English 5306.03 - The Restoration Theatre
M: 1930 - 2130, Fall 2005
D. McNeil, 6135 University, New FASS Building #3193 494-3508
Office Hours: Mon. 2-4pm & Thurs. 1-3 pm (call 494-3384 for an
'Gad, I go to a play as to a country treat; I carry my own
wine to one, and my own wit to t'other, or else I'm sure I should
not be merry at either. And the reason why we are so often
louder than the players is because we think we speak more wit,
and so become the poet's rivals in his audience; for to tell you
the truth, we hate the silly rogues, nay, so much that we find
fault even with their bawdy upon the stage, whilst we talk
nothing else in the pit as loud.
Sparkish The Country Wife
This half-year class will focus on the spectacle of the London
theatre from 1660 to 1700. While there is a twentieth-century
emphasis in the theory having to do with cultural spectacle
(e.g., Lacan, Debord, Turner), we will take note of
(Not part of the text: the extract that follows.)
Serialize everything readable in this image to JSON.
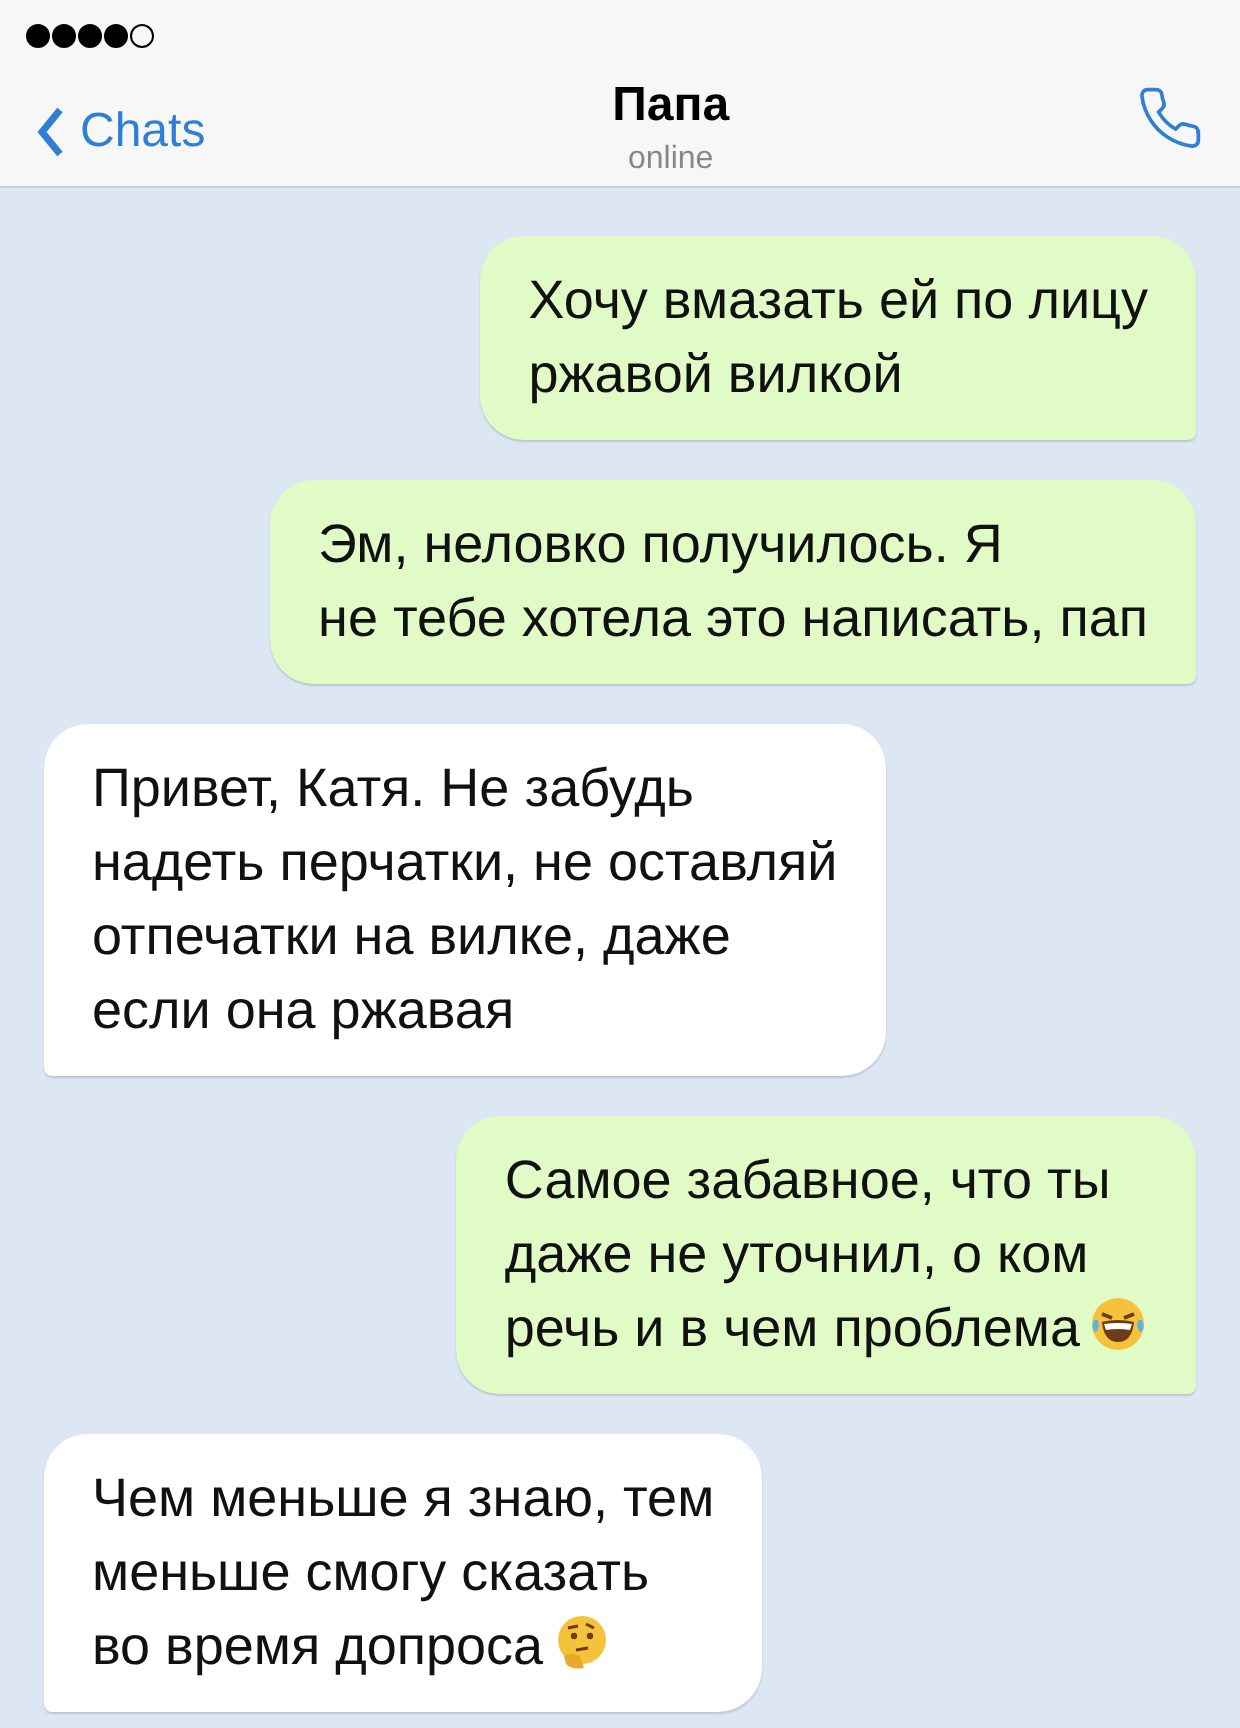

Backscheider's approach and explore other possible applications
to the Restoration playhouse and court.
Beginning with some reference to the glitter of Davenant's "semi-
opera," Siege of Rhodes (1656), the class will go on to
consider some of the particular aspects of the Restoration stage
that made it a cultural spectacle: actresses on the stage for the
first time (and in breeches!), sexual licentiousness, movable
scenery, Behn's authentic Surinam costume as used in The
Indian Queen the heroic style, the public wit and the stage-
audience interaction. Although the emphasis will be on comedy,
some attention will be paid to heroic tragedy--if only to remark
on the lavish attempts to represent extraordinary action or to
point out how "sentimental comedy" seems to emerge as a meshing
together of comic simplicity with tragic gravity. At least half
the term will be spent on arguably the two most successful
playwrights of the period, John Dryden and Aphra Behn.
We will consider some famous incidents, the various companies
(actors, actresses, directors, owners) and their rivalries, as
well as a good selection of standard and not-so-standard plays.
Hence, in addition to reading the plays (about a dozen), students
will be encouraged to follow Pepys to a performance by examining
excerpts from his diary. The following are some of the questions
to be considered. What played when, where and to what kind of
reception? How did the physical features of the theatre affect
performances? What was the theatre culture like--how
patriarchal, how misogynous? Did the Duke of Buckingham really
stand up when an actress was in the middle of a couplet to finish
it off in his own words? How much drinking, fighting and
flirting really did go on in the audience?
The following will be available on reserve (Debord is available on the
- Backscheider, Paula. Spectacular Politics: Theatrical Power and
Mass Culture in Early Modern England (Baltimore: The Johns
Hopkins UP, 1993).
- Debord, Guy.
The Society of the Spectacle, trans. Donald
Nicholson-Smith (New York: Zone Books, 1994).
Review of foregoing.
- Lacan, Jacques. The Four Fundamental Concepts of Psycho-
Analysis, trans. Alan Sheridan (New York: Norton, 1981),
Chapters 6 to 9.
Reproduction of Hans Holbein's The Ambassadors
- Turner, Victor. The Anthropology of Performance (New
York: PAJ Publications, 1987).
Victor Turner Page
- Restoration Drama: An Anthology (Blackwell)
- Aphra Behn. The Rover and Other Plays (Oxford)
2 seminar presentations (20% each) 40%
1 term essay (approx. 4000 words)* 50%
seminar participation 10%
*Students may opt to do one 1500 word essay and one 2500 essay
for 20% and 30% respectively.
Students are encouraged to do joint presentations and essays
(normally twice the length for a two-person presentation, thrice
for three- , etc.). Please see the instructor if you are
interested in such an option.
Tentative List of Plays:
- The Conquest of Granada, I (1670)
- The Rehearsal (1671)
- The Country Wife (1675)
- The Man of Mode (1676)
The Rover, Part I (1677)
- All for Love (1678)
- The Feigned Courtesans (1679)
- Venice Preserved (1682)
- The Emperour of the Moon (1687)
- The Relapse (1696)
- The Busie Body (1709)
David McNeil, Home Page
Last Updated: August 22, 2005